_Material for this exercise:_
[Start of Attachment]

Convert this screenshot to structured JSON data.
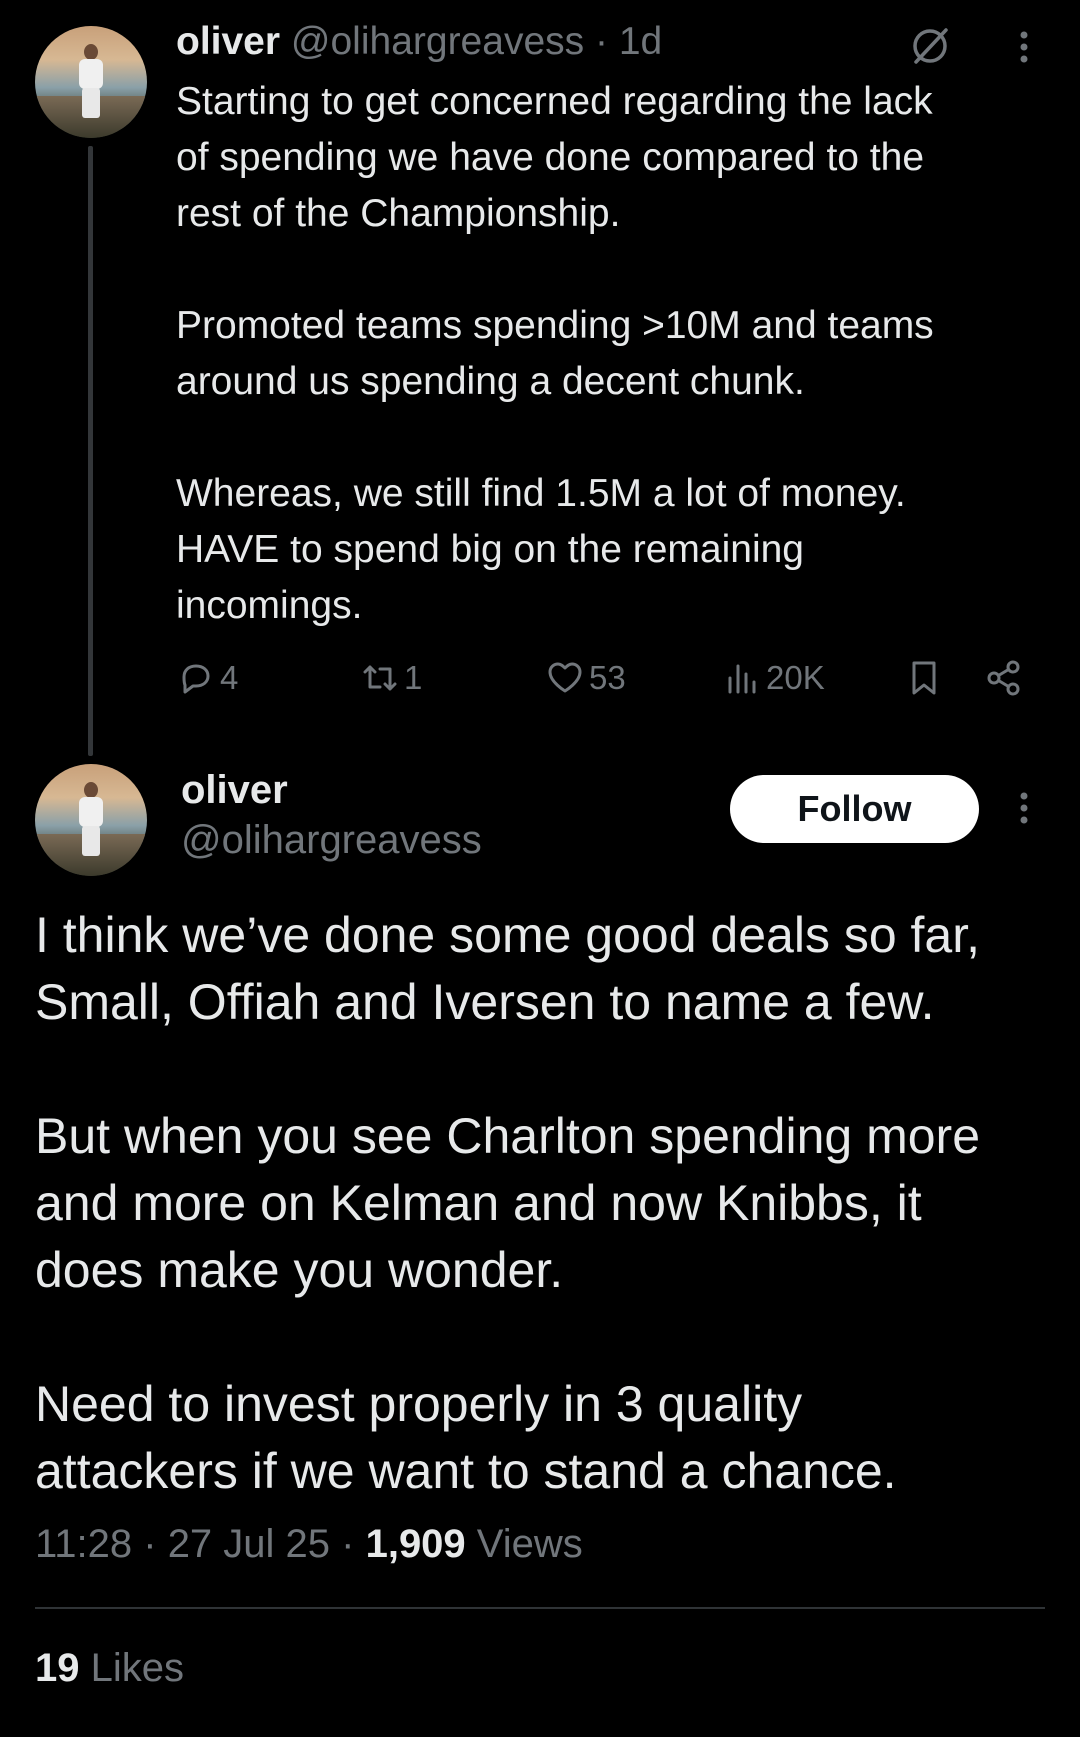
{
  "tweet1": {
    "name": "oliver",
    "handle": "@olihargreavess",
    "separator": " · ",
    "time": "1d",
    "body": "Starting to get concerned regarding the lack\nof spending we have done compared to the\nrest of the Championship.\n\nPromoted teams spending >10M and teams\naround us spending a decent chunk.\n\nWhereas, we still find 1.5M a lot of money.\nHAVE to spend big on the remaining\nincomings.",
    "replies": "4",
    "reposts": "1",
    "likes": "53",
    "views": "20K"
  },
  "tweet2": {
    "name": "oliver",
    "handle": "@olihargreavess",
    "follow_label": "Follow",
    "body": "I think we’ve done some good deals so far,\nSmall, Offiah and Iversen to name a few.\n\nBut when you see Charlton spending more\nand more on Kelman and now Knibbs, it\ndoes make you wonder.\n\nNeed to invest properly in 3 quality\nattackers if we want to stand a chance.",
    "time": "11:28",
    "date": "27 Jul 25",
    "meta_sep": " · ",
    "views_count": "1,909",
    "views_label": " Views",
    "likes_count": "19",
    "likes_label": " Likes"
  },
  "colors": {
    "background": "#000000",
    "text": "#e7e9ea",
    "secondary": "#71767b",
    "follow_bg": "#ffffff"
  }
}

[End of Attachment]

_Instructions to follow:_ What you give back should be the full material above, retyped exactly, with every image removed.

_Answer space:_
Convert this screenshot to structured JSON data.
{
  "tweet1": {
    "name": "oliver",
    "handle": "@olihargreavess",
    "separator": " · ",
    "time": "1d",
    "body": "Starting to get concerned regarding the lack\nof spending we have done compared to the\nrest of the Championship.\n\nPromoted teams spending >10M and teams\naround us spending a decent chunk.\n\nWhereas, we still find 1.5M a lot of money.\nHAVE to spend big on the remaining\nincomings.",
    "replies": "4",
    "reposts": "1",
    "likes": "53",
    "views": "20K"
  },
  "tweet2": {
    "name": "oliver",
    "handle": "@olihargreavess",
    "follow_label": "Follow",
    "body": "I think we’ve done some good deals so far,\nSmall, Offiah and Iversen to name a few.\n\nBut when you see Charlton spending more\nand more on Kelman and now Knibbs, it\ndoes make you wonder.\n\nNeed to invest properly in 3 quality\nattackers if we want to stand a chance.",
    "time": "11:28",
    "date": "27 Jul 25",
    "meta_sep": " · ",
    "views_count": "1,909",
    "views_label": " Views",
    "likes_count": "19",
    "likes_label": " Likes"
  },
  "colors": {
    "background": "#000000",
    "text": "#e7e9ea",
    "secondary": "#71767b",
    "follow_bg": "#ffffff"
  }
}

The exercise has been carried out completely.